[MATERIAL FOR THIS TASK — start]

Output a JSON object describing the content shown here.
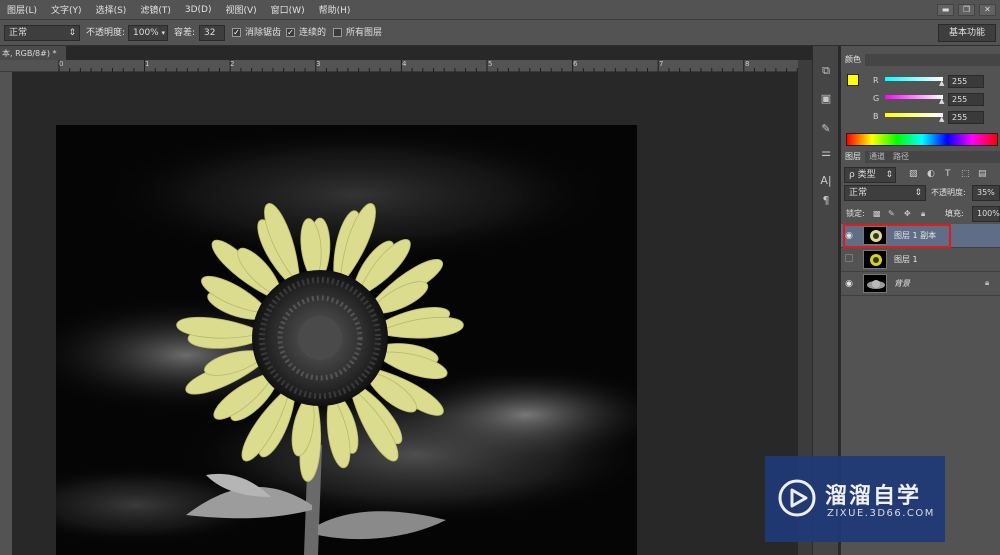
{
  "menubar": {
    "items": [
      "图层(L)",
      "文字(Y)",
      "选择(S)",
      "滤镜(T)",
      "3D(D)",
      "视图(V)",
      "窗口(W)",
      "帮助(H)"
    ]
  },
  "options": {
    "mode_value": "正常",
    "opacity_label": "不透明度:",
    "opacity_value": "100%",
    "tolerance_label": "容差:",
    "tolerance_value": "32",
    "antialias_label": "消除锯齿",
    "contiguous_label": "连续的",
    "all_layers_label": "所有图层",
    "workspace_label": "基本功能"
  },
  "document": {
    "tab_label": "本, RGB/8#) *"
  },
  "ruler": {
    "labels": [
      "0",
      "1",
      "2",
      "3",
      "4",
      "5",
      "6",
      "7",
      "8"
    ]
  },
  "panels": {
    "color_tab": "颜色",
    "color": {
      "fg_color": "#ffff00",
      "bg_color": "#ffffff",
      "channels": [
        {
          "label": "R",
          "value": "255",
          "gradient": "linear-gradient(90deg,#00ffff,#ffffff)"
        },
        {
          "label": "G",
          "value": "255",
          "gradient": "linear-gradient(90deg,#ff00ff,#ffffff)"
        },
        {
          "label": "B",
          "value": "255",
          "gradient": "linear-gradient(90deg,#ffff00,#ffffff)"
        }
      ]
    },
    "layers_tabs": [
      "图层",
      "通道",
      "路径"
    ],
    "layers": {
      "filter_label": "ρ 类型",
      "blend_mode": "正常",
      "opacity_label": "不透明度:",
      "opacity_value": "35%",
      "lock_label": "锁定:",
      "fill_label": "填充:",
      "fill_value": "100%",
      "items": [
        {
          "name": "图层 1 副本",
          "visible": true,
          "selected": true
        },
        {
          "name": "图层 1",
          "visible": false,
          "selected": false
        },
        {
          "name": "背景",
          "visible": true,
          "selected": false,
          "locked": true
        }
      ]
    }
  },
  "watermark": {
    "title": "溜溜自学",
    "url": "ZIXUE.3D66.COM"
  }
}
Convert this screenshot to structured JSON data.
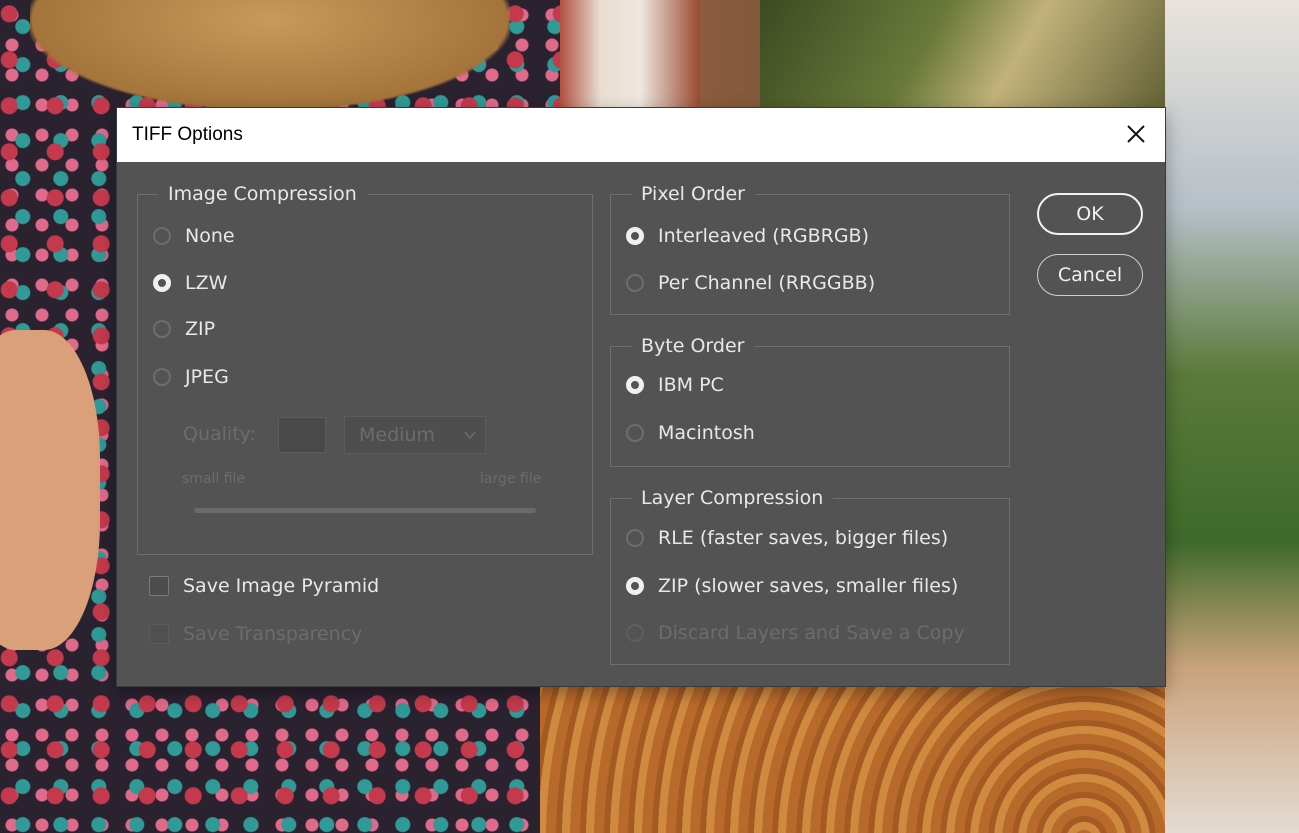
{
  "dialog": {
    "title": "TIFF Options",
    "ok_label": "OK",
    "cancel_label": "Cancel"
  },
  "image_compression": {
    "legend": "Image Compression",
    "options": [
      "None",
      "LZW",
      "ZIP",
      "JPEG"
    ],
    "selected": "LZW",
    "quality_label": "Quality:",
    "quality_value": "",
    "quality_preset": "Medium",
    "small_file_label": "small file",
    "large_file_label": "large file"
  },
  "pixel_order": {
    "legend": "Pixel Order",
    "options": [
      "Interleaved (RGBRGB)",
      "Per Channel (RRGGBB)"
    ],
    "selected": "Interleaved (RGBRGB)"
  },
  "byte_order": {
    "legend": "Byte Order",
    "options": [
      "IBM PC",
      "Macintosh"
    ],
    "selected": "IBM PC"
  },
  "layer_compression": {
    "legend": "Layer Compression",
    "options": [
      "RLE (faster saves, bigger files)",
      "ZIP (slower saves, smaller files)",
      "Discard Layers and Save a Copy"
    ],
    "selected": "ZIP (slower saves, smaller files)"
  },
  "checkboxes": {
    "save_image_pyramid": "Save Image Pyramid",
    "save_transparency": "Save Transparency"
  },
  "icons": {
    "close": "close-icon",
    "dropdown": "chevron-down-icon"
  },
  "colors": {
    "dialog_bg": "#535353",
    "text": "#e8e8e8",
    "disabled_text": "#6c6c6c",
    "border": "#6e6e6e"
  }
}
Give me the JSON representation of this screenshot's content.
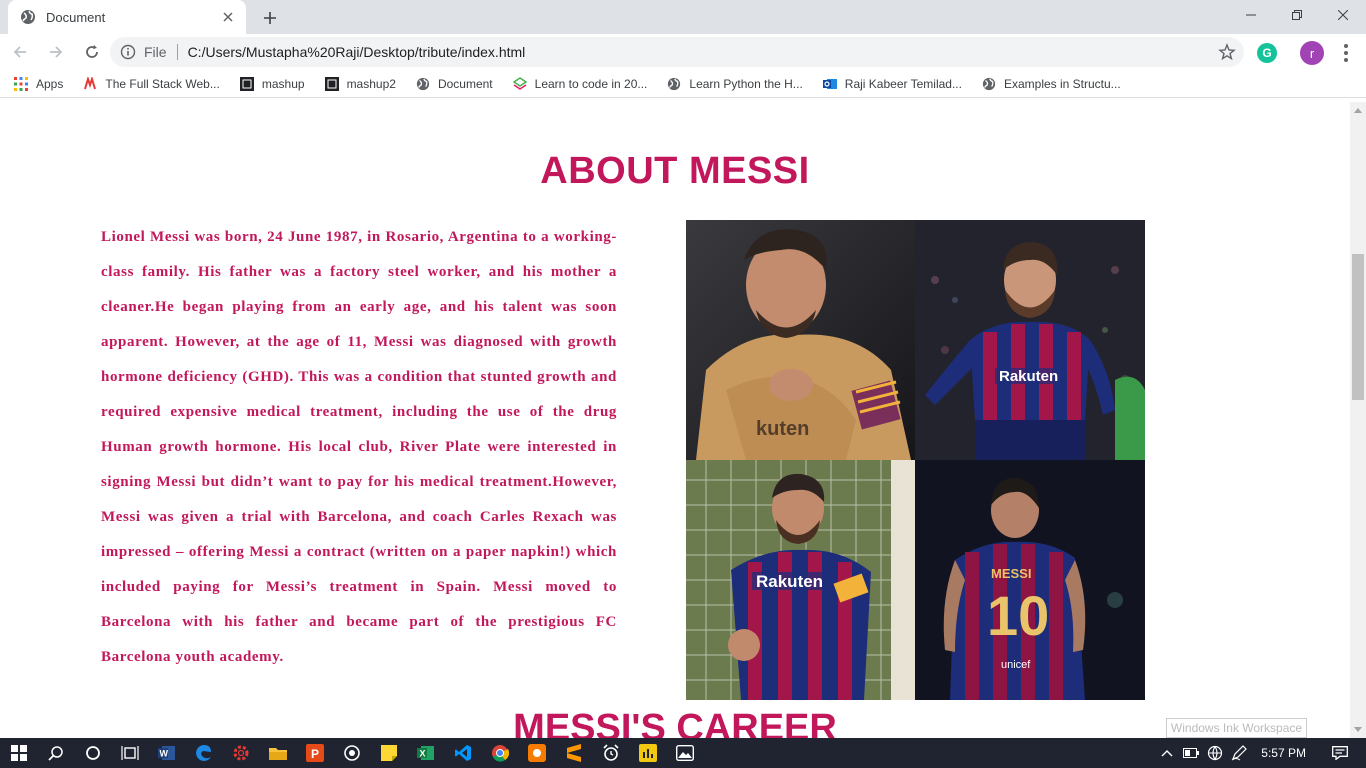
{
  "browser": {
    "tab_title": "Document",
    "url_scheme": "File",
    "url": "C:/Users/Mustapha%20Raji/Desktop/tribute/index.html",
    "profile_initial": "r"
  },
  "bookmarks": [
    {
      "label": "Apps",
      "icon": "apps-grid-icon"
    },
    {
      "label": "The Full Stack Web...",
      "icon": "fullstack-icon"
    },
    {
      "label": "mashup",
      "icon": "mashup-icon"
    },
    {
      "label": "mashup2",
      "icon": "mashup-icon"
    },
    {
      "label": "Document",
      "icon": "globe-icon"
    },
    {
      "label": "Learn to code in 20...",
      "icon": "codecademy-icon"
    },
    {
      "label": "Learn Python the H...",
      "icon": "globe-icon"
    },
    {
      "label": "Raji Kabeer Temilad...",
      "icon": "outlook-icon"
    },
    {
      "label": "Examples in Structu...",
      "icon": "globe-icon"
    }
  ],
  "page": {
    "about_heading": "ABOUT MESSI",
    "about_text": "Lionel Messi was born, 24 June 1987, in Rosario, Argentina to a working-class family. His father was a factory steel worker, and his mother a cleaner.He began playing from an early age, and his talent was soon apparent. However, at the age of 11, Messi was diagnosed with growth hormone deficiency (GHD). This was a condition that stunted growth and required expensive medical treatment, including the use of the drug Human growth hormone. His local club, River Plate were interested in signing Messi but didn’t want to pay for his medical treatment.However, Messi was given a trial with Barcelona, and coach Carles Rexach was impressed – offering Messi a contract (written on a paper napkin!) which included paying for Messi’s treatment in Spain. Messi moved to Barcelona with his father and became part of the prestigious FC Barcelona youth academy.",
    "career_heading": "MESSI'S CAREER",
    "photo_texts": {
      "sponsor": "Rakuten",
      "back_name": "MESSI",
      "back_number": "10",
      "back_sponsor": "unicef"
    }
  },
  "ink_tooltip": "Windows Ink Workspace",
  "taskbar": {
    "time": "5:57 PM"
  },
  "colors": {
    "accent": "#c2185b",
    "taskbar": "#1f2430"
  }
}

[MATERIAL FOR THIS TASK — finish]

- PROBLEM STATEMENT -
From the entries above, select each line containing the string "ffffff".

- ANSWER TO THE EXERCISE -
      "bg_color": "#ffffff",
          "gradient": "linear-gradient(90deg,#00ffff,#ffffff)"
          "gradient": "linear-gradient(90deg,#ff00ff,#ffffff)"
          "gradient": "linear-gradient(90deg,#ffff00,#ffffff)"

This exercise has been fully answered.